Top of Information provided

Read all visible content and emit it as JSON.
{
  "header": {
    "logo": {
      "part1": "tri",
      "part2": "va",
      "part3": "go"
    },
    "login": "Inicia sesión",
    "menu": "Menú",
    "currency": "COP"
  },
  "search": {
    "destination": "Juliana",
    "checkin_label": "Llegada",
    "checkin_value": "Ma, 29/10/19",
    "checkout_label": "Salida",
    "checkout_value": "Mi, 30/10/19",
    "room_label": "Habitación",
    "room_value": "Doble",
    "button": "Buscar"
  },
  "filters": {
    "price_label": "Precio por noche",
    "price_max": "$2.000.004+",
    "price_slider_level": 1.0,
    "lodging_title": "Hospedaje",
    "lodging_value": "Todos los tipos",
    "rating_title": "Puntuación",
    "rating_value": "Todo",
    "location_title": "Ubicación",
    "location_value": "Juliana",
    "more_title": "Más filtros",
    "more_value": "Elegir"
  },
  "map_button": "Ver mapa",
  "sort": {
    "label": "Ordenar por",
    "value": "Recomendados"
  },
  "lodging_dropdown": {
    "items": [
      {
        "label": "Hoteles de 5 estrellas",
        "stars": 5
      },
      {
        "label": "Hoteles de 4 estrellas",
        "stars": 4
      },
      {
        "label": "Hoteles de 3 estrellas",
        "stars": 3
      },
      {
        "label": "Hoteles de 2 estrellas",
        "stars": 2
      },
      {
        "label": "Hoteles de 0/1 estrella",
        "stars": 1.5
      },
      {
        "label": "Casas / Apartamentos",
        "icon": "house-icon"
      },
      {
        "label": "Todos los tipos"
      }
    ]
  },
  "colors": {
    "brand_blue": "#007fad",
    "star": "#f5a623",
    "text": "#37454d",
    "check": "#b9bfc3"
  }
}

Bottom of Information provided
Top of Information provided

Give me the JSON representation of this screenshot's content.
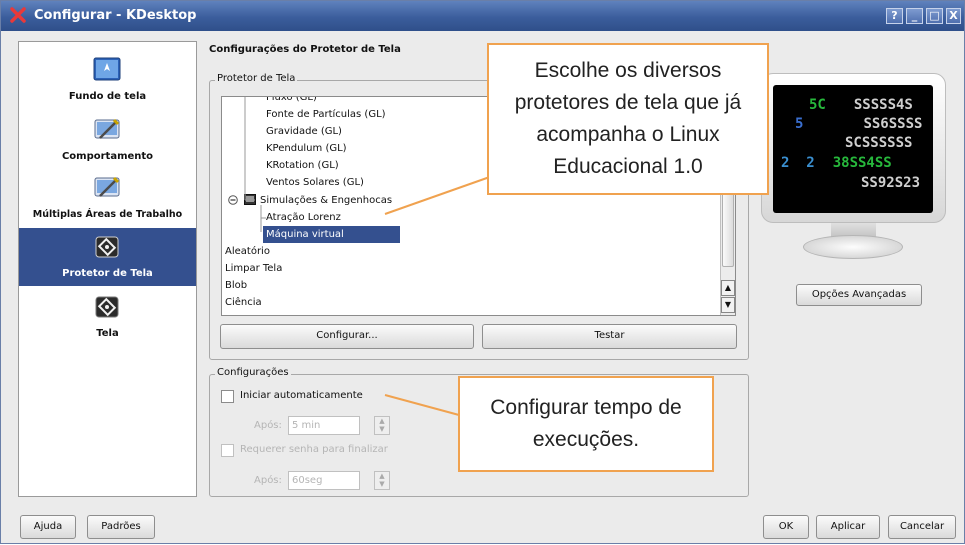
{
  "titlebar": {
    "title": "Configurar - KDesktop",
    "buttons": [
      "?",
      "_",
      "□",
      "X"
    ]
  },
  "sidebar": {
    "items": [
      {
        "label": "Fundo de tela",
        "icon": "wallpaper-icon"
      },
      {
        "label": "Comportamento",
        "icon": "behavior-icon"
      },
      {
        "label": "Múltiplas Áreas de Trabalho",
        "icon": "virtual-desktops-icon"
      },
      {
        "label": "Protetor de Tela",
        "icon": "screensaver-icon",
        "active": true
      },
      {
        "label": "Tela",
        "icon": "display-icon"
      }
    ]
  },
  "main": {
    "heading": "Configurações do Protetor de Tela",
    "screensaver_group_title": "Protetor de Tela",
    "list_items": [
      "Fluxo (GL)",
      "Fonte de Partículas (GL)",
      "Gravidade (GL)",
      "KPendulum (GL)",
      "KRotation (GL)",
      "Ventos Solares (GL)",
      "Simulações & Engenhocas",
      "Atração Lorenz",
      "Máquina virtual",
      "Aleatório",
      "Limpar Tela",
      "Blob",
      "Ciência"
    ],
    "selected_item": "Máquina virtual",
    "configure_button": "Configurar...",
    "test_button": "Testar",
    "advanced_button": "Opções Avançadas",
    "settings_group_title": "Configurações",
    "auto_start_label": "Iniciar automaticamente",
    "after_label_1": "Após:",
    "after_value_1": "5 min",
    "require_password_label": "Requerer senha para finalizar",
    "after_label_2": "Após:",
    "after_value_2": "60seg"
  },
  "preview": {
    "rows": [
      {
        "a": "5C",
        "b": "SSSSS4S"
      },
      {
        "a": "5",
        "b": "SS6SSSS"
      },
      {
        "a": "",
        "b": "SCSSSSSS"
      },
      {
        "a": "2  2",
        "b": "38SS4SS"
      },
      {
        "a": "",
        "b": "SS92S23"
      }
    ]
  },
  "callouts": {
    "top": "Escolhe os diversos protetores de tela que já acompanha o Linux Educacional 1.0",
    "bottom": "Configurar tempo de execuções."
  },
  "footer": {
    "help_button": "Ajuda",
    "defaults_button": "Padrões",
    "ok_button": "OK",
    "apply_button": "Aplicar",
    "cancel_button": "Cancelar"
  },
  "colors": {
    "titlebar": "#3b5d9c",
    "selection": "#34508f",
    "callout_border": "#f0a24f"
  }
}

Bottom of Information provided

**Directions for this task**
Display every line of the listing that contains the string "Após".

**Answer space**
    "after_label_1": "Após:",
    "after_label_2": "Após:",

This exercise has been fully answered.